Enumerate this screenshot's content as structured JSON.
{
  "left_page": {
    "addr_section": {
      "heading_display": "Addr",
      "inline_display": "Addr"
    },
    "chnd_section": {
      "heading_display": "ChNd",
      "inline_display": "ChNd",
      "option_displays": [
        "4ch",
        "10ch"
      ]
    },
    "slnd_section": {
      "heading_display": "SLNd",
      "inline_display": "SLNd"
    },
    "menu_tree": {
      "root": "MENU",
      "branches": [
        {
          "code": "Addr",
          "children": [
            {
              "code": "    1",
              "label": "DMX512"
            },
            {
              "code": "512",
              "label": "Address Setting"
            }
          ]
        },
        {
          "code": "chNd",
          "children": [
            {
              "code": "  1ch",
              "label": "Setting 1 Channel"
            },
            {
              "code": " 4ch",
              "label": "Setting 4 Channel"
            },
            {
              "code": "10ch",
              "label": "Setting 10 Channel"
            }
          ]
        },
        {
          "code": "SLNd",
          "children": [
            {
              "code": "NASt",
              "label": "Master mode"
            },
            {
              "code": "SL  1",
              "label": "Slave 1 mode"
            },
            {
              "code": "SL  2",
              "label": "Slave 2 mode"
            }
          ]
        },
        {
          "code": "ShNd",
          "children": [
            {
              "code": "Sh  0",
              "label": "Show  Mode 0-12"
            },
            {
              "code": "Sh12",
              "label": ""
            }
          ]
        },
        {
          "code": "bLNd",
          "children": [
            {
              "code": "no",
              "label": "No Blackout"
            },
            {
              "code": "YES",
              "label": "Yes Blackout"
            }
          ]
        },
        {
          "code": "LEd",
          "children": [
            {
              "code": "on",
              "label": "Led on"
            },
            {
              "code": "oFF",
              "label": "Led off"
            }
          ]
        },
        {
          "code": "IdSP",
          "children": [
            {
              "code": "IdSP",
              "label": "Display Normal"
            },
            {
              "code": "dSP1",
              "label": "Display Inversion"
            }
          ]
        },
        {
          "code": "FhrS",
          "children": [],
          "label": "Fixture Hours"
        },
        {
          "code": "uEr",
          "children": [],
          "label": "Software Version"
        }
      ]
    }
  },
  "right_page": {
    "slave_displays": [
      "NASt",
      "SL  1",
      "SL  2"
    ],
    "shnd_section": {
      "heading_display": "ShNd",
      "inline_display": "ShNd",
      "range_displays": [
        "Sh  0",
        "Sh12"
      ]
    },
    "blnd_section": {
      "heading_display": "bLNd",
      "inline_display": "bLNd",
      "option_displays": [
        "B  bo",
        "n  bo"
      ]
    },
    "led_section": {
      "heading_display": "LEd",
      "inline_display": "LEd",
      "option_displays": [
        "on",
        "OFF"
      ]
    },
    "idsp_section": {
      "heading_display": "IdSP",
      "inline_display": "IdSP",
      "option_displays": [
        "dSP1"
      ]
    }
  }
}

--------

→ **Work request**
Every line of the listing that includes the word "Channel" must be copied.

→ **Answer to the problem**
              "label": "Setting 1 Channel"
              "label": "Setting 4 Channel"
              "label": "Setting 10 Channel"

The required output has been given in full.